Tongue-and-Groove Paneled Ceiling Tips
A remodeling contractor gives his advice on creating a paneled ceiling with tongue-and-groove boards.
Q: “My wife and I would like to cover our ceiling with tongue-and-groove boards. Do you have any tips?”
– Brian Lengel, via email
A: Jim Blodgett, a remodeling contractor in Roy, Washington, replies:
It seems intuitive that you’d start against one wall and work across the room until the ceiling is covered, but that’s not the best way. Walls on opposing sides of a room often are not parallel, which causes the final ceiling board to be tapered.
To minimize the tapered effect, I start in the middle of the ceiling and work toward the edges. By starting in the center, I can split the taper against each end wall, which is less visually jarring.
To begin in the center, mill a spline from a piece of scrap the same thickness and twice as wide as the tongue, and insert it into the groove of the first board, in effect creating a board with two tongues and no groove. This same technique long has been a staple of tongue-and-groove flooring installers, who call it a slip tongue.
This technique works well for flat ceilings. For vaulted ceilings, start at the peak, skip the spline, and work down the slopes. It’s also important to start at the top on a shed-type sloped ceiling (a ceiling that slopes in one direction) because starting anywhere else would make it difficult to fit the nail gun at the high point where the ceiling meets the wall.
From Fine Homebuilding #185

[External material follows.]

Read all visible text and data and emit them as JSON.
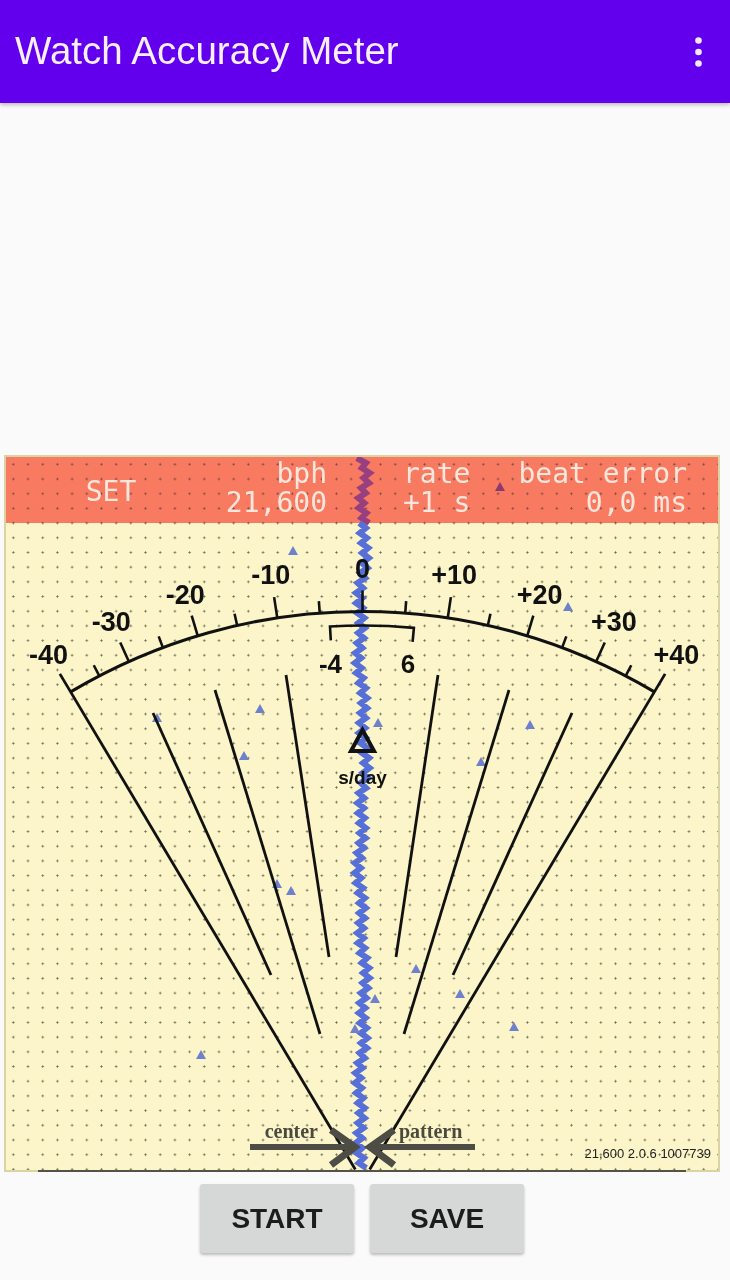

The nailing pattern seems to be at the wrong angle to me. Why would you not want to reverse the angle, toe-nailing through the tongue? In the illustration the nail goes through both boards, meaning you couldn’t secure the first board before the second was attached, which seems awkward and difficult. Am I missing something here?